But more than all those similarities, the effect is the biggest thing the two have in common. They both create a perfect backdrop.
In many ways, this museum shines because of its simplicity. Five parallel bays made of simple barrel arches covered in the same pale stone fades to a quiet background. The form feels easy and overt. It doesn’t require puzzling or thinking, but shines in its honesty. What is left is brilliant modern works, most of them in steel and iron that wrap around and twist into their own figures.
Piano’s concept was a “museum without a roof.” Although this occurs obviously on the outside, it happens inside too. As you stare up at what could have been an actual ceiling but is instead just glass (supposedly a suggestion by one of Nasher’s daughters, so bravo to her), you also think of the lack of roof.
But that fading, happens with the walls too. The end walls are glass and invite the indoors in. The interior walls fade in their simplicity. He is able to accomplish this through transparency and simplicity. Your eye is always being driven towards the outdoors. Driven to the rising sculptures of trees intermixed with huge works that defy common thoughts of gravity. So although Piano might have been working towards a museum without a roof, he, like the sculpture inside the building, works in the round.
At first imagining, the garden was hilly and pocketed. Piano suggested the drawing of lines or the creating of allees that you see featured today. If anything, these path help reinforce the idea of the building. They guide but are not overt. They too are a backdrop.
The city noise and the frenetic rush of people and traffic is removed. The garden lazes behind some thick walls with some strategically placed fountains and windows. More than 90 trees are placed amidst 25 huge pieces of sculpture that rotate throughout the year. The word oasis was made for a space like this.
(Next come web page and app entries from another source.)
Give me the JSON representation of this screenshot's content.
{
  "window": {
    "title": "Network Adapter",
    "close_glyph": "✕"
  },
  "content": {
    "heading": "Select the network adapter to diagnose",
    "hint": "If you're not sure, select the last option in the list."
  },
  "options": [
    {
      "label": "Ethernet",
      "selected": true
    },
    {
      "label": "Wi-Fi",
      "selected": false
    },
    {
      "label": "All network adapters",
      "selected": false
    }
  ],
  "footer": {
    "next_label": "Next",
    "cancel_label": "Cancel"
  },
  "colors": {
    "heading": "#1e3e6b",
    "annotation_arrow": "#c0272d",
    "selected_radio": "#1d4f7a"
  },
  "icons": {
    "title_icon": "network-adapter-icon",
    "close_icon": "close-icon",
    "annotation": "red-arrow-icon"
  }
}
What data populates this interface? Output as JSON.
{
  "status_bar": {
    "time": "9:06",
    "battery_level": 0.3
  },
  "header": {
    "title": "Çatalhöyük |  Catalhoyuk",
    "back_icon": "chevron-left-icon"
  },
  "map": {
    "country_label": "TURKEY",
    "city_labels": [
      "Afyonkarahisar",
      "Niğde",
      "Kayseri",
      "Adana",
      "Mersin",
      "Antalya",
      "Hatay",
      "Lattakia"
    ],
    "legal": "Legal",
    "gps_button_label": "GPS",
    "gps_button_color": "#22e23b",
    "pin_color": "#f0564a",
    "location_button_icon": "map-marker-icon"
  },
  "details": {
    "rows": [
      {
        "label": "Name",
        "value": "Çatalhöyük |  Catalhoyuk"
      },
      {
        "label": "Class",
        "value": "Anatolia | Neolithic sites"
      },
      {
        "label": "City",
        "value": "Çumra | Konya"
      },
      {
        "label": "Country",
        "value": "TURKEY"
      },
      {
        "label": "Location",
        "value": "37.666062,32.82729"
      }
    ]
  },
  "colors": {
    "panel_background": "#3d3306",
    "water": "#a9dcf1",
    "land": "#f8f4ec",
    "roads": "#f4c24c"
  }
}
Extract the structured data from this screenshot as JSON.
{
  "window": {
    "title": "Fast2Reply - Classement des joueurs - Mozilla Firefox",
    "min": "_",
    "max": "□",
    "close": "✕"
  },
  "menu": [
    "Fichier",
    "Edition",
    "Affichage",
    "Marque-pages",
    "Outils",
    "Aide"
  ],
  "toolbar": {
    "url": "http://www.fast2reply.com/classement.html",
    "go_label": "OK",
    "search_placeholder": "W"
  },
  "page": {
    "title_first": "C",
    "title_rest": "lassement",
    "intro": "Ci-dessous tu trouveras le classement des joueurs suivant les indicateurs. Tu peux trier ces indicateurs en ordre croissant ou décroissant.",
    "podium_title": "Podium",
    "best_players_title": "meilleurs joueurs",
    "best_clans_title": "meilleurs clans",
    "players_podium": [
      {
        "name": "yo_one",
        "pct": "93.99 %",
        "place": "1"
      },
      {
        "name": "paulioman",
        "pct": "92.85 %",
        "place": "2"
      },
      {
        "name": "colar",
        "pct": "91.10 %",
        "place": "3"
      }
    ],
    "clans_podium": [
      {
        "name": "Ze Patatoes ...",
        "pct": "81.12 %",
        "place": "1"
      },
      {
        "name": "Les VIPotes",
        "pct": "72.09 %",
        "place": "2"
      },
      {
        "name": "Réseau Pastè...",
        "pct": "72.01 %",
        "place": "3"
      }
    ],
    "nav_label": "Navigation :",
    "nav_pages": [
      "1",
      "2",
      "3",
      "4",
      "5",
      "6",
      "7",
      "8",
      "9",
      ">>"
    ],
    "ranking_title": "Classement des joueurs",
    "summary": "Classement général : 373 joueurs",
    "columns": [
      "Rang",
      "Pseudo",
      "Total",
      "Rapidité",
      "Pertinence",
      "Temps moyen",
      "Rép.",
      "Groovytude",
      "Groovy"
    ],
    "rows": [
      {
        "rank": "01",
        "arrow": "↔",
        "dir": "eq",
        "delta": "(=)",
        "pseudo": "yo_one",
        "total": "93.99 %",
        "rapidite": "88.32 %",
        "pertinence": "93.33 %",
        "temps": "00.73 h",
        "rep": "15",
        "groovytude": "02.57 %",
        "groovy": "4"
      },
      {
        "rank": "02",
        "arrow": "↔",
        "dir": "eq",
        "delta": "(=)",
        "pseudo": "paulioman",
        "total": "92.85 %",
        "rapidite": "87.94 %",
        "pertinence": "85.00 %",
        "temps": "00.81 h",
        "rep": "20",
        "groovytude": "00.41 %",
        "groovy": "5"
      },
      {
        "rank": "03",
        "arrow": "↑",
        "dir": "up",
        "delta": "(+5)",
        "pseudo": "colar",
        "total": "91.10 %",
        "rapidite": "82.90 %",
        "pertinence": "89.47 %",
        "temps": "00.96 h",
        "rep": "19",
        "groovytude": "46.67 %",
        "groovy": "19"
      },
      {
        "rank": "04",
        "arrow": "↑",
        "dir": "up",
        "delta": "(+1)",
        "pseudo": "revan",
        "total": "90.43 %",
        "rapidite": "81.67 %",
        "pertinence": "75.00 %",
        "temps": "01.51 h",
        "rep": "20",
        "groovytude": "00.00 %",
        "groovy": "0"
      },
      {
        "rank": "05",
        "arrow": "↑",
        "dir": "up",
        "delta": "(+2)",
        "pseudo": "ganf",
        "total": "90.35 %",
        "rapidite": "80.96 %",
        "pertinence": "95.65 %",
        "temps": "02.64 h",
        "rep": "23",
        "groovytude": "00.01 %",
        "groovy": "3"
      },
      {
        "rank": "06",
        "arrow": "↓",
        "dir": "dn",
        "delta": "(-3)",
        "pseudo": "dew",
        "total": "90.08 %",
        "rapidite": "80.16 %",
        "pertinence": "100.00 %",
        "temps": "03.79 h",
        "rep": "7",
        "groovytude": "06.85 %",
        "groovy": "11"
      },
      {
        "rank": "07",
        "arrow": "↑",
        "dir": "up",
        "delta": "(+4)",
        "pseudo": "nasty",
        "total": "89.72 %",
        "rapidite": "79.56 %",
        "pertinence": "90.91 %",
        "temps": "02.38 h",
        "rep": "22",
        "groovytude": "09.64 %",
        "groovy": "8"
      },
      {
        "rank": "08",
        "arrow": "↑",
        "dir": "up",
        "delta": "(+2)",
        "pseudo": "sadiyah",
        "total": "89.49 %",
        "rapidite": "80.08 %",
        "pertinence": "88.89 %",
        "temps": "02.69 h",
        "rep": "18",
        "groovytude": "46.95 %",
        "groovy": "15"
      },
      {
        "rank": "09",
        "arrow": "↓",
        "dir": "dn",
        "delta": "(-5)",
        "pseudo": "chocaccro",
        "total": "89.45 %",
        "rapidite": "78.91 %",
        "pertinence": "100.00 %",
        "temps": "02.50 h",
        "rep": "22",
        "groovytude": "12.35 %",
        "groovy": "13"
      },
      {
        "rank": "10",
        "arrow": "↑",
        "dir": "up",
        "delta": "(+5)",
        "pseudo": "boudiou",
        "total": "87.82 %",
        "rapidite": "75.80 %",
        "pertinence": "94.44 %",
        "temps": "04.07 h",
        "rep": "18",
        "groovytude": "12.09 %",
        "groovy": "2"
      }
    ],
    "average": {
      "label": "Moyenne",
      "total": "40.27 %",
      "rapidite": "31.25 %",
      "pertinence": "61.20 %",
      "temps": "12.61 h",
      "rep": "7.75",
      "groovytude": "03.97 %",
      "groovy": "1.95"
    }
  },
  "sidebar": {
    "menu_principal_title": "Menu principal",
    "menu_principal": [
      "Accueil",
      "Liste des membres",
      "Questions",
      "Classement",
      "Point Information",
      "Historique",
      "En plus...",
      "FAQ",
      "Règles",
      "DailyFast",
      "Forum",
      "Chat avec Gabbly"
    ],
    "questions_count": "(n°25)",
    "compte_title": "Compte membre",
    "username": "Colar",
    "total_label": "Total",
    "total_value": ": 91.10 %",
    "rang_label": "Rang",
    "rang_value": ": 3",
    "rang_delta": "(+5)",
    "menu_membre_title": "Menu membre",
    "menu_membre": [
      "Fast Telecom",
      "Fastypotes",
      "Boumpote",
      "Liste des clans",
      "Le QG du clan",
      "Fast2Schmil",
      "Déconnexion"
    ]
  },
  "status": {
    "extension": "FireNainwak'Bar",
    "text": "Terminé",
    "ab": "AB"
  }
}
Unfortunately, in this case, it’s central location has caused problems too. An adjacent 42 story tower has been reflecting some serious glare into the museum’s windows since 2012, potentially damaging the art. Although a long dispute has continued to try to fix the problem, no solution was ever reached. This has required the museum to utilize extra shading devices at times, deeply damaging the concept of Piano’s whole idea. Although some hope that the tower will take measures to reduce the glare, that hasn’t seemed to occur yet.
You might be wondering why this is even a problem. Doesn’t the sunshade block all the direct light? But the problem is in the direction. The glare comes from the North. Loved because it is essentially always reflected, North light doesn’t have the same intensity. Museums love it because it is also even and not as colored throughout the day. The sunshade allowed this North light and now allows the glare. All kinds of suggestions were made from reflectance films on the windows to a free standing sun shade (which is nuts, look at this thing!). Let’s just keep our fingers crossed they come up with some solution.
Because the Nasher Museum is worth it.